  • In summary, new media use is ubiquitous, particularly by adolescents. Adolescents use new media to access health information.Youth-serving organizations, particularly those working to get and keep teens healthy, are successfully using new media strategies. Finally, I hope you can see, as I am learning through my work as drj4teenhealth, that you can successfully include a new media strategy in your work with adolescents.Thank you for your attention. I posted this presentation on my blog, drj4teenhealth.com

Transcript

  • 1. Objectives 1. Define new media technologies and their use by adolescents 2. Describe how healthcare organizations are using new media technologies to better serve adolescents 3. Review use of new media technologies to improve immunization rates 4. Consider incorporating new media technologies into your work with youth 1

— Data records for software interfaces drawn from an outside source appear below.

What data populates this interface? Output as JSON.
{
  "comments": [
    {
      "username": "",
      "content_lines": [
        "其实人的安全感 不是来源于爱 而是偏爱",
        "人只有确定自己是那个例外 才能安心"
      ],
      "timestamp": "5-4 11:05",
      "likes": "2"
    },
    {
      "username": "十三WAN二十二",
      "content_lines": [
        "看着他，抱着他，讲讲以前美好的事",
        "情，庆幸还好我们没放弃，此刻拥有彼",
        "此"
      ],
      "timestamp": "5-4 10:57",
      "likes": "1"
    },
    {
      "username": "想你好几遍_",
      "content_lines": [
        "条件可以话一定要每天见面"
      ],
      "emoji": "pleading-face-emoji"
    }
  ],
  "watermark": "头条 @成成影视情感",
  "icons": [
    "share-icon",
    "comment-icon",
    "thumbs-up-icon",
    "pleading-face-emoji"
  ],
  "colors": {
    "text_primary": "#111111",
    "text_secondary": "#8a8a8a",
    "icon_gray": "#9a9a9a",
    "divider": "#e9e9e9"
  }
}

  • 2. Text messaging 2 • HPV vaccine completion rates are poor • There are ethnic and SES disparities • Text message reminder program in a variety of 9 clinical sites in NYC for females 9-20 years old
  • 3. 3 Text message reminders to promote human papillomavirus vaccination Elyse Olshen Kharbanda, Melissa S. Stockwell, Harrison W. Fox, Raquel Andres, Marcos Lara, and Vaughn I. Rickert Vaccine, 2011-03-21, Volume 29, Issue 14, Pages 2537-2541
  • 4. Objectives 1. Define new media technologies and their use by adolescents 2. Describe how healthcare organizations are using new media technologies to better serve adolescents 3. Review use of new media technologies to improve immunization rates 4. Consider incorporating new media technologies into your work with youth 4
  • 5. Successful new media strategies 1. Targeted 2. Encourages connection 3. Interactive/participatory 4. Combines a variety of media strategies 5. Optimized for mobile use 5
  • 6. drj4teenhealth.com @DrJ4TeenHealth • Started January 2012 • 598 posts • 7,813 views • Nutrition and sexual health topics are the most popular 6
  • 7. 1. New media use is ubiquitous 2. Adolescents use new media to access health information 3. Youth-serving organizations are successfully using new media strategies 4. www.drj4teenhealth.com 9 Summary